• [WHAT TO PRODUCE]
Repeat every entry exactly as it appears.

==== SUPPLIED RECORDS ====

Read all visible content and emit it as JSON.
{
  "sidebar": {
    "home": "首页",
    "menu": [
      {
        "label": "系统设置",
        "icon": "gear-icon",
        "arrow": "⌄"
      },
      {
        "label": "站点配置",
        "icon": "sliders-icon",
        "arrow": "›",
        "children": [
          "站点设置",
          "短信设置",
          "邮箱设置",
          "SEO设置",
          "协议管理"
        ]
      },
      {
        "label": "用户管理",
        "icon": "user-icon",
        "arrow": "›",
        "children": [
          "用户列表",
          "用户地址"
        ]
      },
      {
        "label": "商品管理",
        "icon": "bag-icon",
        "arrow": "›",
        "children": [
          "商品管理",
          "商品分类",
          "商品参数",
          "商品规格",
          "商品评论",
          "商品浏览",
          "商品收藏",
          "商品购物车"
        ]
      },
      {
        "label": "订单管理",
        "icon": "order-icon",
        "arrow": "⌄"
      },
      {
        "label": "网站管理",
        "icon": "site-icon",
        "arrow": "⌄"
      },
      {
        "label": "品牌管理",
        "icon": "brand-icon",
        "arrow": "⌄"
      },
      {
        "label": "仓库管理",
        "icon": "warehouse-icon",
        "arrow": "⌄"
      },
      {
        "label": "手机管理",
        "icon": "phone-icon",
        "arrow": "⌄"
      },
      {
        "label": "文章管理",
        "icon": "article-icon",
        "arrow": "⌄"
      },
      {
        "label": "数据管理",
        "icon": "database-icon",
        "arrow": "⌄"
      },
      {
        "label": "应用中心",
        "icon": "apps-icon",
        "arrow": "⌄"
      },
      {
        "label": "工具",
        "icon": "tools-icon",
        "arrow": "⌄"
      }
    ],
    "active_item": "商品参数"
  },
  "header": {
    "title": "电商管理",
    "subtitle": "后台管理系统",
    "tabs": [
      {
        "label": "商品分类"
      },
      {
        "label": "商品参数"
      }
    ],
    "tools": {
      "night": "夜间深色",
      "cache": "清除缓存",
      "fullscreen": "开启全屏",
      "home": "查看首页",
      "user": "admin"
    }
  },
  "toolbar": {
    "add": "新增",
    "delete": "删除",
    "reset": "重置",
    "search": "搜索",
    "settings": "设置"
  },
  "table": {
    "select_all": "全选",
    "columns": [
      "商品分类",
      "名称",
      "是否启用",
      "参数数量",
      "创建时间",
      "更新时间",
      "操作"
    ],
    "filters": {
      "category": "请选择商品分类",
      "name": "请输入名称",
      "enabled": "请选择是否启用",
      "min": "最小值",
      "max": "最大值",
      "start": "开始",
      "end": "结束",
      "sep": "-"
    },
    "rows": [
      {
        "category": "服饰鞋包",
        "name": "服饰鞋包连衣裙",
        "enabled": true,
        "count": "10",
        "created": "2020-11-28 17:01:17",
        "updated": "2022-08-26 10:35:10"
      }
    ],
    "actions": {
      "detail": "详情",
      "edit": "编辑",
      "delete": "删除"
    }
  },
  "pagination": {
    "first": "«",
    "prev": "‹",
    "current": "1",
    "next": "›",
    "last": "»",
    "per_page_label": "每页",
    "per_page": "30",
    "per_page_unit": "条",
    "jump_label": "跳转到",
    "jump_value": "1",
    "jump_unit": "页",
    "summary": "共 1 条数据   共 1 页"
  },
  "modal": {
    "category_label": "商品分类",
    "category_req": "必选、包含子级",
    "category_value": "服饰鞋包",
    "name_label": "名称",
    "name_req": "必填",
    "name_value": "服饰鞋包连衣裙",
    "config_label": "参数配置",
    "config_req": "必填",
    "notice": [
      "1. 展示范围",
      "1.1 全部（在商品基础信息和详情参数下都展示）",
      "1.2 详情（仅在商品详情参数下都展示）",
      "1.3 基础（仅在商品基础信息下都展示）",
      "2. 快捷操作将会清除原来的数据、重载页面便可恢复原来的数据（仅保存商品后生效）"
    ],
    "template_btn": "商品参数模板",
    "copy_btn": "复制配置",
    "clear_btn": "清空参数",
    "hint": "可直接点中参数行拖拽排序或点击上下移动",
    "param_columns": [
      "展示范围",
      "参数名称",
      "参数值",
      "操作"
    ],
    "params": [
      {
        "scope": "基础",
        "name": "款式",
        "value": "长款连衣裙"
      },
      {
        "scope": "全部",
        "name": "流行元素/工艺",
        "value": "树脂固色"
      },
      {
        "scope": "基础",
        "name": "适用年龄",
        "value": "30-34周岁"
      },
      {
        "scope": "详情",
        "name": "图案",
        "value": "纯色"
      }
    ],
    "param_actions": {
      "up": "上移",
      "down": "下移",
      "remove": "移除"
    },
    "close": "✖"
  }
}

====

• [OUTPUT FOR THIS EXERCISE]
Read all visible content and emit it as JSON.
{
  "sidebar": {
    "home": "首页",
    "menu": [
      {
        "label": "系统设置",
        "icon": "gear-icon",
        "arrow": "⌄"
      },
      {
        "label": "站点配置",
        "icon": "sliders-icon",
        "arrow": "›",
        "children": [
          "站点设置",
          "短信设置",
          "邮箱设置",
          "SEO设置",
          "协议管理"
        ]
      },
      {
        "label": "用户管理",
        "icon": "user-icon",
        "arrow": "›",
        "children": [
          "用户列表",
          "用户地址"
        ]
      },
      {
        "label": "商品管理",
        "icon": "bag-icon",
        "arrow": "›",
        "children": [
          "商品管理",
          "商品分类",
          "商品参数",
          "商品规格",
          "商品评论",
          "商品浏览",
          "商品收藏",
          "商品购物车"
        ]
      },
      {
        "label": "订单管理",
        "icon": "order-icon",
        "arrow": "⌄"
      },
      {
        "label": "网站管理",
        "icon": "site-icon",
        "arrow": "⌄"
      },
      {
        "label": "品牌管理",
        "icon": "brand-icon",
        "arrow": "⌄"
      },
      {
        "label": "仓库管理",
        "icon": "warehouse-icon",
        "arrow": "⌄"
      },
      {
        "label": "手机管理",
        "icon": "phone-icon",
        "arrow": "⌄"
      },
      {
        "label": "文章管理",
        "icon": "article-icon",
        "arrow": "⌄"
      },
      {
        "label": "数据管理",
        "icon": "database-icon",
        "arrow": "⌄"
      },
      {
        "label": "应用中心",
        "icon": "apps-icon",
        "arrow": "⌄"
      },
      {
        "label": "工具",
        "icon": "tools-icon",
        "arrow": "⌄"
      }
    ],
    "active_item": "商品参数"
  },
  "header": {
    "title": "电商管理",
    "subtitle": "后台管理系统",
    "tabs": [
      {
        "label": "商品分类"
      },
      {
        "label": "商品参数"
      }
    ],
    "tools": {
      "night": "夜间深色",
      "cache": "清除缓存",
      "fullscreen": "开启全屏",
      "home": "查看首页",
      "user": "admin"
    }
  },
  "toolbar": {
    "add": "新增",
    "delete": "删除",
    "reset": "重置",
    "search": "搜索",
    "settings": "设置"
  },
  "table": {
    "select_all": "全选",
    "columns": [
      "商品分类",
      "名称",
      "是否启用",
      "参数数量",
      "创建时间",
      "更新时间",
      "操作"
    ],
    "filters": {
      "category": "请选择商品分类",
      "name": "请输入名称",
      "enabled": "请选择是否启用",
      "min": "最小值",
      "max": "最大值",
      "start": "开始",
      "end": "结束",
      "sep": "-"
    },
    "rows": [
      {
        "category": "服饰鞋包",
        "name": "服饰鞋包连衣裙",
        "enabled": true,
        "count": "10",
        "created": "2020-11-28 17:01:17",
        "updated": "2022-08-26 10:35:10"
      }
    ],
    "actions": {
      "detail": "详情",
      "edit": "编辑",
      "delete": "删除"
    }
  },
  "pagination": {
    "first": "«",
    "prev": "‹",
    "current": "1",
    "next": "›",
    "last": "»",
    "per_page_label": "每页",
    "per_page": "30",
    "per_page_unit": "条",
    "jump_label": "跳转到",
    "jump_value": "1",
    "jump_unit": "页",
    "summary": "共 1 条数据   共 1 页"
  },
  "modal": {
    "category_label": "商品分类",
    "category_req": "必选、包含子级",
    "category_value": "服饰鞋包",
    "name_label": "名称",
    "name_req": "必填",
    "name_value": "服饰鞋包连衣裙",
    "config_label": "参数配置",
    "config_req": "必填",
    "notice": [
      "1. 展示范围",
      "1.1 全部（在商品基础信息和详情参数下都展示）",
      "1.2 详情（仅在商品详情参数下都展示）",
      "1.3 基础（仅在商品基础信息下都展示）",
      "2. 快捷操作将会清除原来的数据、重载页面便可恢复原来的数据（仅保存商品后生效）"
    ],
    "template_btn": "商品参数模板",
    "copy_btn": "复制配置",
    "clear_btn": "清空参数",
    "hint": "可直接点中参数行拖拽排序或点击上下移动",
    "param_columns": [
      "展示范围",
      "参数名称",
      "参数值",
      "操作"
    ],
    "params": [
      {
        "scope": "基础",
        "name": "款式",
        "value": "长款连衣裙"
      },
      {
        "scope": "全部",
        "name": "流行元素/工艺",
        "value": "树脂固色"
      },
      {
        "scope": "基础",
        "name": "适用年龄",
        "value": "30-34周岁"
      },
      {
        "scope": "详情",
        "name": "图案",
        "value": "纯色"
      }
    ],
    "param_actions": {
      "up": "上移",
      "down": "下移",
      "remove": "移除"
    },
    "close": "✖"
  }
}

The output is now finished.